ACTIVITY
Look through the entries below, please, and copy every line with the word "dylib".

Interface dataset entries

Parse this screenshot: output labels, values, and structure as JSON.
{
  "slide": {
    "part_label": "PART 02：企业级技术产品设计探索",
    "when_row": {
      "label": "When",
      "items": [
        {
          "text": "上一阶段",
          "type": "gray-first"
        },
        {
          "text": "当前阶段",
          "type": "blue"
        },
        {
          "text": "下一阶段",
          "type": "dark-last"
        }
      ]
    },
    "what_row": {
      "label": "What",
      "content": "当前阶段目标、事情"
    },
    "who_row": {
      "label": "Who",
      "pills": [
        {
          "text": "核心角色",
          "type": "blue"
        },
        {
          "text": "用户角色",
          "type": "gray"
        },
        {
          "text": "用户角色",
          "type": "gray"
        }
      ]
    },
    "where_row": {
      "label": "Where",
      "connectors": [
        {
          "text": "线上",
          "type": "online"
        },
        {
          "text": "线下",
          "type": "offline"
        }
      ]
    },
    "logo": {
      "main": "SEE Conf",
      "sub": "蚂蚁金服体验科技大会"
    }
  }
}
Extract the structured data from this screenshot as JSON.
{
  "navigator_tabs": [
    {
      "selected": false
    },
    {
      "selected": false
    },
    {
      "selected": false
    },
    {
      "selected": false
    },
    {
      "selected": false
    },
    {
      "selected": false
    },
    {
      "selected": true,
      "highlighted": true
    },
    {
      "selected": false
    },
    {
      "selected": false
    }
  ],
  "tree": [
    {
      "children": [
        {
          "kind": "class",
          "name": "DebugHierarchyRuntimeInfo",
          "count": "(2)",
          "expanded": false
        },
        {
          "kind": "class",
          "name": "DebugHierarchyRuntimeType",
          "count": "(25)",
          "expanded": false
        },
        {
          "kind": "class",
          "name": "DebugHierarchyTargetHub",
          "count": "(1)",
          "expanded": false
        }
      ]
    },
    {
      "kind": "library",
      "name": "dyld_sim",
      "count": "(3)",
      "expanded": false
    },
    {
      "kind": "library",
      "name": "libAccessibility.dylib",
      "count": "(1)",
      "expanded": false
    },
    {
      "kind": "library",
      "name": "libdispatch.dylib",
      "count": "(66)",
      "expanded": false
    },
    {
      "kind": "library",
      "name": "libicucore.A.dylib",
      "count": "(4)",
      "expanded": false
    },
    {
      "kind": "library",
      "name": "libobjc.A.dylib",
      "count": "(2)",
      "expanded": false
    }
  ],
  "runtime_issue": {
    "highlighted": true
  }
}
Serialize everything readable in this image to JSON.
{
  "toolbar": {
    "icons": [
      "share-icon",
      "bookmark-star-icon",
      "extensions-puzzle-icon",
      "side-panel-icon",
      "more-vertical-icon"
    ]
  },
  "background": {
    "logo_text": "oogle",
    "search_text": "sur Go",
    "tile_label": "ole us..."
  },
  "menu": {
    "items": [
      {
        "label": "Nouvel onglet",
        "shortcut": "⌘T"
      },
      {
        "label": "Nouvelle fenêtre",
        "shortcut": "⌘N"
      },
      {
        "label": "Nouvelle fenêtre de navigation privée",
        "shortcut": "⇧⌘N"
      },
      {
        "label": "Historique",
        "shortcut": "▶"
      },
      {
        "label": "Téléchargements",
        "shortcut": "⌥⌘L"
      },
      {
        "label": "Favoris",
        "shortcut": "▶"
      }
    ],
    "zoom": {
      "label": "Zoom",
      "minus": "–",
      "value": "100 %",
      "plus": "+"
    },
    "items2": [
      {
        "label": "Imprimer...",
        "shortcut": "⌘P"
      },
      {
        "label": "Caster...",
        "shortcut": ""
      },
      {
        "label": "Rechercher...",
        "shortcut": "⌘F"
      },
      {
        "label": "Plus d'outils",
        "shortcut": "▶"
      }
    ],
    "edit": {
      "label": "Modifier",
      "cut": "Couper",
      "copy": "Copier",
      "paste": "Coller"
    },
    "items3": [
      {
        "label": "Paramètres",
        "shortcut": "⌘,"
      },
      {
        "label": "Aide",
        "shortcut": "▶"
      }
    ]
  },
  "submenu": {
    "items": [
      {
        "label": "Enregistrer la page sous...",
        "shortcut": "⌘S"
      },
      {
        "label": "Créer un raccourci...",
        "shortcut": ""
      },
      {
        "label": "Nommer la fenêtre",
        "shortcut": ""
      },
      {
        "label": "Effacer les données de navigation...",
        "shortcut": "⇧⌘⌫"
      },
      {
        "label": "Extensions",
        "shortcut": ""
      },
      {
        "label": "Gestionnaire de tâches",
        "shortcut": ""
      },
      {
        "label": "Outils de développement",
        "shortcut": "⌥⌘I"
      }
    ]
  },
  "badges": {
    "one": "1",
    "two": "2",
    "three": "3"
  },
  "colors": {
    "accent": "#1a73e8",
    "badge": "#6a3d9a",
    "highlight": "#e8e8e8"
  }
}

EXERCISE OUTPUT
      "name": "libAccessibility.dylib",
      "name": "libdispatch.dylib",
      "name": "libicucore.A.dylib",
      "name": "libobjc.A.dylib",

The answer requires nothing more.